| Monday, July 19, 2004 - 11:24 am |
>You know David, I've pondered why you'd want to >build anywhere there wasn't enough people.
Actually, I found out today I can do this as a president. Sadly, not as a CEO.
Why do it?
As a president, I want to replace low-profit corporations with high-profit ones over time. Yes?
But, I would find it ludicrous to have to close an existing corporation so that I could place an order for a new one. "You've all been laid off - enjoy your unemployment - but one day you'll get a new job with a new company - just as soon as that back-ordered production plant comes in."
Secondly, it is possible to operate a company at less than 100% staffing profitably. But in order to place one as a CEO, I have to have the ability to go to full production before I build -- even though there is nothing I can do to protect that capability afterwards (other than adjust wages).

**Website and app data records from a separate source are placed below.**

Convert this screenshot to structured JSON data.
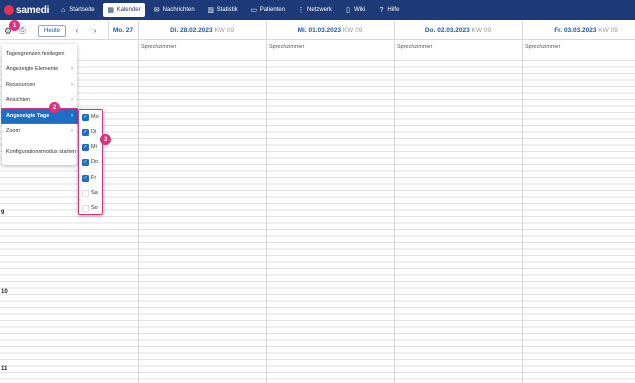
{
  "app": {
    "logo_text": "samedi"
  },
  "nav": [
    {
      "label": "Startseite",
      "icon": "home-icon",
      "glyph": "⌂",
      "active": false
    },
    {
      "label": "Kalender",
      "icon": "calendar-icon",
      "glyph": "▦",
      "active": true
    },
    {
      "label": "Nachrichten",
      "icon": "mail-icon",
      "glyph": "✉",
      "active": false
    },
    {
      "label": "Statistik",
      "icon": "chart-icon",
      "glyph": "▥",
      "active": false
    },
    {
      "label": "Patienten",
      "icon": "patient-card-icon",
      "glyph": "▭",
      "active": false
    },
    {
      "label": "Netzwerk",
      "icon": "network-icon",
      "glyph": "⋮",
      "active": false
    },
    {
      "label": "Wiki",
      "icon": "book-icon",
      "glyph": "▯",
      "active": false
    },
    {
      "label": "Hilfe",
      "icon": "help-icon",
      "glyph": "?",
      "active": false
    }
  ],
  "toolbar": {
    "today_label": "Heute",
    "prev_glyph": "‹",
    "next_glyph": "›"
  },
  "days": [
    {
      "label": "Mo. 27",
      "kw": ""
    },
    {
      "label": "Di. 28.02.2023",
      "kw": "KW 09"
    },
    {
      "label": "Mi. 01.03.2023",
      "kw": "KW 09"
    },
    {
      "label": "Do. 02.03.2023",
      "kw": "KW 09"
    },
    {
      "label": "Fr. 03.03.2023",
      "kw": "KW 09"
    }
  ],
  "column_subheader": "Sprechzimmer",
  "hours": [
    "9",
    "10",
    "11"
  ],
  "menu": {
    "items": [
      {
        "label": "Tagesgrenzen festlegen",
        "chevron": false,
        "active": false
      },
      {
        "label": "Angezeigte Elemente",
        "chevron": true,
        "active": false
      },
      {
        "label": "Ressourcen",
        "chevron": true,
        "active": false
      },
      {
        "label": "Ansichten",
        "chevron": true,
        "active": false
      },
      {
        "label": "Angezeigte Tage",
        "chevron": true,
        "active": true
      },
      {
        "label": "Zoom",
        "chevron": true,
        "active": false
      },
      {
        "label": "Konfigurationsmodus starten",
        "chevron": false,
        "active": false
      }
    ]
  },
  "days_submenu": [
    {
      "label": "Mo",
      "checked": true
    },
    {
      "label": "Di",
      "checked": true
    },
    {
      "label": "Mi",
      "checked": true
    },
    {
      "label": "Do",
      "checked": true
    },
    {
      "label": "Fr",
      "checked": true
    },
    {
      "label": "Sa",
      "checked": false
    },
    {
      "label": "So",
      "checked": false
    }
  ],
  "badges": [
    "1",
    "2",
    "3"
  ],
  "colors": {
    "navbar": "#1e3a78",
    "accent": "#1e6fc4",
    "badge": "#e0307a",
    "logo": "#e5304f"
  }
}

Let's say I want to open up a company in a low-tax country, but no free labor is available. I *could* buy a corporation there, shut it down, and then wait until the computer recalculates available workers, then *hope* that I get the slot. Not a great way to introduce yourself to a President! My alternative would let me open the company and raise wages to take away those from another company.
It's a great way to support your countries, too, if you are a CEO. Particularly if you know that your country is about to embark upon massive population transfers from conquests - the people will show up and the company can be getting upgraded while we wait for them to show up. Or I could just buy a great corporation and relocate it to my country, then adjust salaries to get it going.
Then again, this game has always had too much "You can't do that because the rules designer says so." If it's stupid, I'll do poorly. It it's not, I'll get an advantage.
The rules should restrict us from breaking the laws of physics, the laws of economics, and little else that is not required for game balance.